__RECORDS FOR PROCESSING__.
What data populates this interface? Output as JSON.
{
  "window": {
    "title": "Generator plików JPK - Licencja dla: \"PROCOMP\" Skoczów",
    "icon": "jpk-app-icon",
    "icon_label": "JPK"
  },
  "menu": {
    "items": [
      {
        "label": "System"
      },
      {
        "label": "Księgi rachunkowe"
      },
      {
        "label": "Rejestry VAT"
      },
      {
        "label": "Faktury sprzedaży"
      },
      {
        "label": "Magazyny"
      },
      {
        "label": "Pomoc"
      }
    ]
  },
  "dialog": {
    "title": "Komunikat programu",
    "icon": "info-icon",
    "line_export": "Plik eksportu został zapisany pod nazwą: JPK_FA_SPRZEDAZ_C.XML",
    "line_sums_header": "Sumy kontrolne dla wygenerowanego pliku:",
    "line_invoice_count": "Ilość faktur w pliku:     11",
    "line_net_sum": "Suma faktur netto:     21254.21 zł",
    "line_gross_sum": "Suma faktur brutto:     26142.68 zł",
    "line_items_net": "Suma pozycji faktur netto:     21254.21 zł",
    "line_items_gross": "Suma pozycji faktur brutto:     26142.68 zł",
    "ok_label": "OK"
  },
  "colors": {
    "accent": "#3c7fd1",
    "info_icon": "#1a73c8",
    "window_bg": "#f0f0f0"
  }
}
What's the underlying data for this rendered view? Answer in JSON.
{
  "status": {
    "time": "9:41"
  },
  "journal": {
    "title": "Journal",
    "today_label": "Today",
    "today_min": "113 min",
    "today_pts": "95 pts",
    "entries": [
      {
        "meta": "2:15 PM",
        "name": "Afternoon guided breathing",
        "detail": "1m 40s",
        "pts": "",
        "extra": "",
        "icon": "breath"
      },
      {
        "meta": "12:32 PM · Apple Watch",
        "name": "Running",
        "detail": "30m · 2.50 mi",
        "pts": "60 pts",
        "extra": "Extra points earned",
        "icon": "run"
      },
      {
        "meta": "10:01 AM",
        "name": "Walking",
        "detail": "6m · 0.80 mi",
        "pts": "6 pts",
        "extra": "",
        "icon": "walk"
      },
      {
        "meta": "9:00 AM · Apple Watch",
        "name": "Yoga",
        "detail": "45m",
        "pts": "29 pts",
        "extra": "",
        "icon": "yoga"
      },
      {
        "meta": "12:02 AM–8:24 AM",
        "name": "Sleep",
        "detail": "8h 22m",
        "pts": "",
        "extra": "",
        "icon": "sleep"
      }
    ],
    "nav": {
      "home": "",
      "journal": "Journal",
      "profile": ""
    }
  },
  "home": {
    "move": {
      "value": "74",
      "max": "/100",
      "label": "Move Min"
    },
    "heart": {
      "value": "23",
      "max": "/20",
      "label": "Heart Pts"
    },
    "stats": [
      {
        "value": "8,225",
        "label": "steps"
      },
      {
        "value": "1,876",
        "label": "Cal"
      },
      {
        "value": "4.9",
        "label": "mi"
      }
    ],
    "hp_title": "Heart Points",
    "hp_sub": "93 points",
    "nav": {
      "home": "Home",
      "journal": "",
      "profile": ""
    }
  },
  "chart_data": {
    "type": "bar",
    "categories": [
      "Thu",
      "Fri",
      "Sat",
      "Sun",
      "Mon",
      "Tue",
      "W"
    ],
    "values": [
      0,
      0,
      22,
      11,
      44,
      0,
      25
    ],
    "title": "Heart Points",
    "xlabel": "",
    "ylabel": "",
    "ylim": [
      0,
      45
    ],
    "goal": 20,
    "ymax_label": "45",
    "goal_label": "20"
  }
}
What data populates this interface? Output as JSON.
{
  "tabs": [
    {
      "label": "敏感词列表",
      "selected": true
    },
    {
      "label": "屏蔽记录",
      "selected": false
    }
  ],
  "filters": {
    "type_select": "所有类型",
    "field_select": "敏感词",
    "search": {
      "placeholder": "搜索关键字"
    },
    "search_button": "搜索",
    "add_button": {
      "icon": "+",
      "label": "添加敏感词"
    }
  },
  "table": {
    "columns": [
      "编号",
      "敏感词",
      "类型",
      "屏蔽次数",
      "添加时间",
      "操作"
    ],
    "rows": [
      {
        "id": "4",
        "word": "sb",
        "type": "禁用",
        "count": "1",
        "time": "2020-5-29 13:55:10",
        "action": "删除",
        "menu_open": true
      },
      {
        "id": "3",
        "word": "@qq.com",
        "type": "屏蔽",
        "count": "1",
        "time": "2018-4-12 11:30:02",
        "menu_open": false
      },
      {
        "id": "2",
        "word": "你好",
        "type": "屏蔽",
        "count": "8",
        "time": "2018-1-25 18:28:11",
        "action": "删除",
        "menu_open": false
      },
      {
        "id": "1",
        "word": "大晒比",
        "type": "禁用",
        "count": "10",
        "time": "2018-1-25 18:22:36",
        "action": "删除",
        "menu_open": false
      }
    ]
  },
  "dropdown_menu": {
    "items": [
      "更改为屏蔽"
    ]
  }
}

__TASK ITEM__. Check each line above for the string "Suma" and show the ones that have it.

__RESULT FOR THIS EXERCISE__.
    "line_net_sum": "Suma faktur netto:     21254.21 zł",
    "line_gross_sum": "Suma faktur brutto:     26142.68 zł",
    "line_items_net": "Suma pozycji faktur netto:     21254.21 zł",
    "line_items_gross": "Suma pozycji faktur brutto:     26142.68 zł",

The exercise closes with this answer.